▶ **Problem**
The pictures get dropped, while every remaining part of the listing is copied exactly.

* * * * * * *

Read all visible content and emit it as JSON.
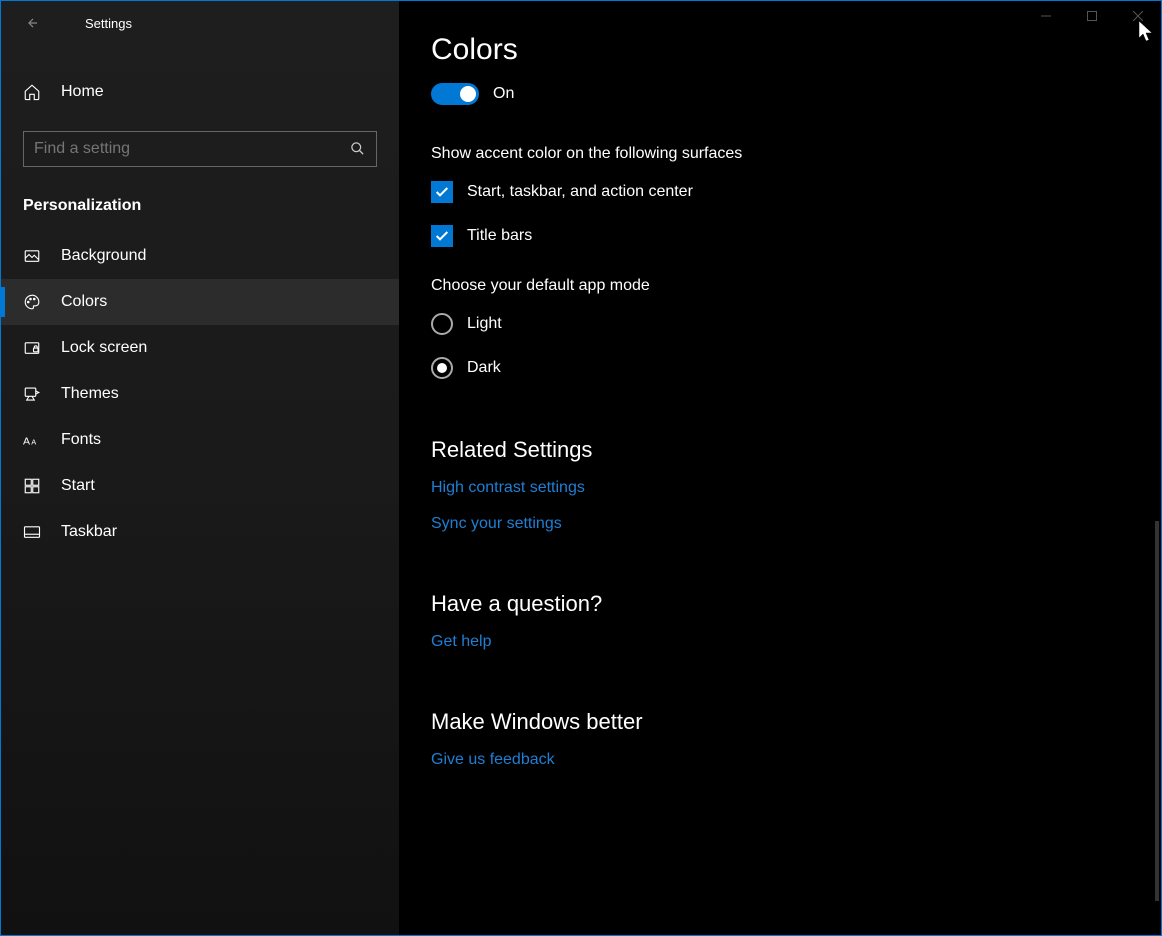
{
  "app": {
    "title": "Settings"
  },
  "sidebar": {
    "home_label": "Home",
    "search_placeholder": "Find a setting",
    "section_title": "Personalization",
    "items": [
      {
        "label": "Background",
        "icon": "picture-icon",
        "active": false
      },
      {
        "label": "Colors",
        "icon": "palette-icon",
        "active": true
      },
      {
        "label": "Lock screen",
        "icon": "lock-picture-icon",
        "active": false
      },
      {
        "label": "Themes",
        "icon": "brush-icon",
        "active": false
      },
      {
        "label": "Fonts",
        "icon": "font-icon",
        "active": false
      },
      {
        "label": "Start",
        "icon": "grid-icon",
        "active": false
      },
      {
        "label": "Taskbar",
        "icon": "taskbar-icon",
        "active": false
      }
    ]
  },
  "main": {
    "page_title": "Colors",
    "toggle": {
      "state_label": "On",
      "on": true
    },
    "accent_surfaces": {
      "heading": "Show accent color on the following surfaces",
      "options": [
        {
          "label": "Start, taskbar, and action center",
          "checked": true
        },
        {
          "label": "Title bars",
          "checked": true
        }
      ]
    },
    "app_mode": {
      "heading": "Choose your default app mode",
      "options": [
        {
          "label": "Light",
          "selected": false
        },
        {
          "label": "Dark",
          "selected": true
        }
      ]
    },
    "related": {
      "title": "Related Settings",
      "links": [
        {
          "label": "High contrast settings"
        },
        {
          "label": "Sync your settings"
        }
      ]
    },
    "question": {
      "title": "Have a question?",
      "link": "Get help"
    },
    "better": {
      "title": "Make Windows better",
      "link": "Give us feedback"
    }
  },
  "colors": {
    "accent": "#0078d4",
    "link": "#1f7fd4"
  }
}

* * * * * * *

▶ **Response to this task**
Read all visible content and emit it as JSON.
{
  "app": {
    "title": "Settings"
  },
  "sidebar": {
    "home_label": "Home",
    "search_placeholder": "Find a setting",
    "section_title": "Personalization",
    "items": [
      {
        "label": "Background",
        "icon": "picture-icon",
        "active": false
      },
      {
        "label": "Colors",
        "icon": "palette-icon",
        "active": true
      },
      {
        "label": "Lock screen",
        "icon": "lock-picture-icon",
        "active": false
      },
      {
        "label": "Themes",
        "icon": "brush-icon",
        "active": false
      },
      {
        "label": "Fonts",
        "icon": "font-icon",
        "active": false
      },
      {
        "label": "Start",
        "icon": "grid-icon",
        "active": false
      },
      {
        "label": "Taskbar",
        "icon": "taskbar-icon",
        "active": false
      }
    ]
  },
  "main": {
    "page_title": "Colors",
    "toggle": {
      "state_label": "On",
      "on": true
    },
    "accent_surfaces": {
      "heading": "Show accent color on the following surfaces",
      "options": [
        {
          "label": "Start, taskbar, and action center",
          "checked": true
        },
        {
          "label": "Title bars",
          "checked": true
        }
      ]
    },
    "app_mode": {
      "heading": "Choose your default app mode",
      "options": [
        {
          "label": "Light",
          "selected": false
        },
        {
          "label": "Dark",
          "selected": true
        }
      ]
    },
    "related": {
      "title": "Related Settings",
      "links": [
        {
          "label": "High contrast settings"
        },
        {
          "label": "Sync your settings"
        }
      ]
    },
    "question": {
      "title": "Have a question?",
      "link": "Get help"
    },
    "better": {
      "title": "Make Windows better",
      "link": "Give us feedback"
    }
  },
  "colors": {
    "accent": "#0078d4",
    "link": "#1f7fd4"
  }
}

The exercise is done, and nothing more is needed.